Traditional theories on ancient Egyptian mummification – which you will find in every book on mummies – say that in the prehistoric period, bodies were naturally desiccated (dried) by burial in the hot, dry desert sand, without any other form of human involvement.
In the journal PLOS ONE today, I – with colleagues from Macquarie, York and Oxford universities – radically revise current understanding of the origins of mummification by overturning some old assumptions.
We analysed brown, shiny residues on 6,000-year-old funerary textiles that I suspected were embalming substances. The textiles originally came from the now destroyed sites of Badari and Mostagedda in Upper Egypt. The excavators had sent these to a number of British museums in the 1920s and 1930s.

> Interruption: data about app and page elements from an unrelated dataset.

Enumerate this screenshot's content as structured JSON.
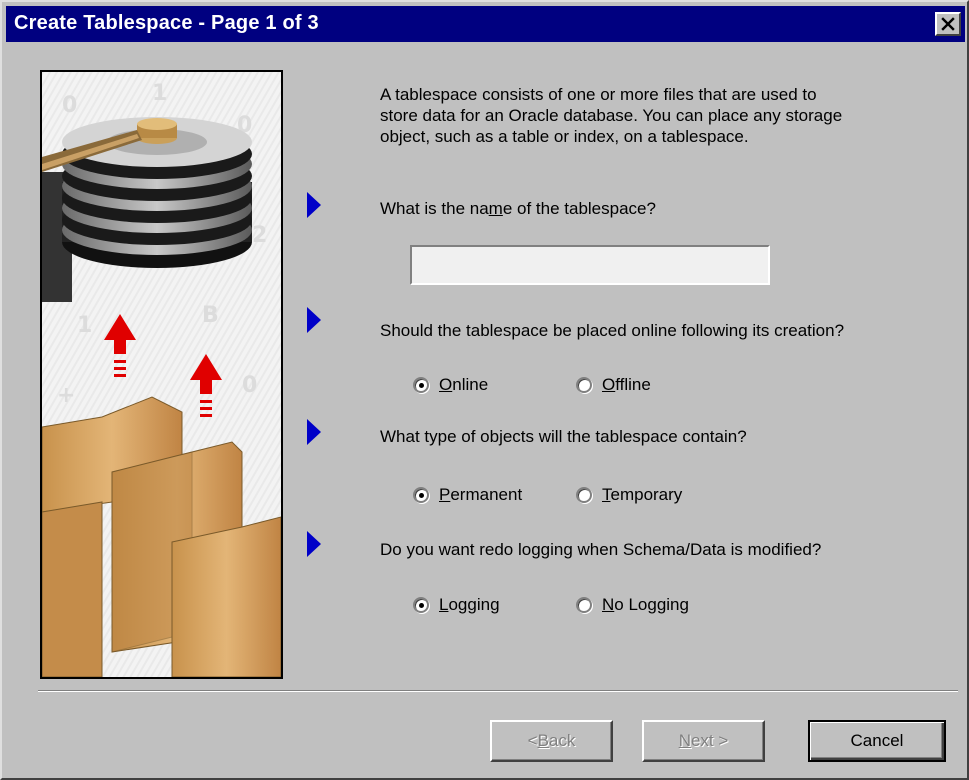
{
  "window": {
    "title": "Create Tablespace - Page 1 of 3",
    "close_glyph": "✕"
  },
  "intro": {
    "text": "A tablespace consists of one or more files that are used to store data for an Oracle database.  You can place any storage object, such as a table or index, on a tablespace."
  },
  "name_question": {
    "prefix": "What is the na",
    "mnemonic": "m",
    "suffix": "e of the tablespace?",
    "value": ""
  },
  "online_question": {
    "text": "Should the tablespace be placed online following its creation?",
    "options": [
      {
        "mnemonic": "O",
        "rest": "nline",
        "checked": true
      },
      {
        "mnemonic": "O",
        "rest": "ffline",
        "checked": false
      }
    ]
  },
  "type_question": {
    "text": "What type of objects will the tablespace contain?",
    "options": [
      {
        "mnemonic": "P",
        "rest": "ermanent",
        "checked": true
      },
      {
        "mnemonic": "T",
        "rest": "emporary",
        "checked": false
      }
    ]
  },
  "logging_question": {
    "text": "Do you want redo logging when Schema/Data is modified?",
    "options": [
      {
        "mnemonic": "L",
        "rest": "ogging",
        "checked": true
      },
      {
        "mnemonic": "N",
        "rest": "o Logging",
        "checked": false
      }
    ]
  },
  "buttons": {
    "back": {
      "prefix": "< ",
      "mnemonic": "B",
      "rest": "ack",
      "enabled": false
    },
    "next": {
      "mnemonic": "N",
      "rest": "ext >",
      "enabled": false
    },
    "cancel": {
      "label": "Cancel",
      "enabled": true
    }
  },
  "icons": {
    "marker": "blue-triangle-arrow-icon",
    "close": "close-icon"
  },
  "colors": {
    "title_bar": "#000080",
    "dialog_bg": "#c0c0c0",
    "marker_blue": "#0000c8",
    "arrow_red": "#e00000",
    "folder_tan": "#d9a862"
  }
}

The sites consisted of clusters of small cemeteries. Some had only 50 graves, others 200, for a total of about 600. When they were excavated, it was the first glimpse of a previously unknown prehistoric civilisation, which predated anything known at the time.
I traced the textiles to the Bolton Museum in Bolton, UK, and examined them under the microscope with my colleague and award-winning microscopist Ron Oldfield. We were very fortunate to be allowed to take 92 samples back to Macquarie for textile and resin analysis, and micro and macro photography.
Only about 12 biochemical analyses of embalming substances have ever been carried out.
Ancient Embalming Ingredients
University of York biochemist Stephen Buckley, who has unique knowledge of ancient, aged and often degraded organic compounds from his previous work with mummies, was able to identify the embalming mixtures. This followed a number of unsuccessful attempts by other investigators.
Buckley used mass spectrometry, an analytical technique that measures the mass of compounds with very high precision and accuracy.
The chemistry showed that the toffee-like residues were actually complex “recipes”. They had not just been mixed together, but heated at high temperatures. Pine resin, plant gum or sugar, aromatic plant extract, plant wax and natural petroleum (an oil seep) were mixed into a base of fat or oil.
We’ve not yet analysed the exact source of these products – that’s for future research – but we could be reasonably expect it to be a base of something along the lines of linseed oil mixed with animal fat, such as that from hippopotamus or gazelle.
The most surprising and probably most sensational finding was that there was no fundamental change in the recipe of the embalming mixtures used when pharaonic mummification was at its peak, some 2,500 to 3,000 years later!
The only differences lay in the introduction or substitution of an ingredient, according to availability or to changing religious beliefs.
How to Mummify a Body
“True” or artificial mummification as practised in the pharaonic period from about 2500BC, involves:
- evisceration (removal of the internal organs, except the heart)
- drying out the soft tissues by a desiccant such as natron (a naturally occurring salt from Egyptian lakes)
- application of anti-bacterial balms, comprising mixtures of resins, oils and fats.
In all techniques used in artificial mummification, the scientific basis rested on the dehydration of soft tissues to prevent decay caused by bacteria.
But, as it turns out, prehistoric burials show that the early Egyptians understood the science that would later become the basis of true mummification.
Jana Jones, PhD in Egyptology, is a Macquarie University Research Fellow (2014 to 2017) in the Department of Ancient History. Her current research project is entitled ‘Secrets of the Ancient Egyptian embalmers: an archaeological, historical and scientific investigation of the origins and development of mummification’. She does not work for, consult to, own shares in or receive funding from any company or organisation that would benefit from this article, and has no relevant affiliations. This article was originally published on The Conversation. Read the original article.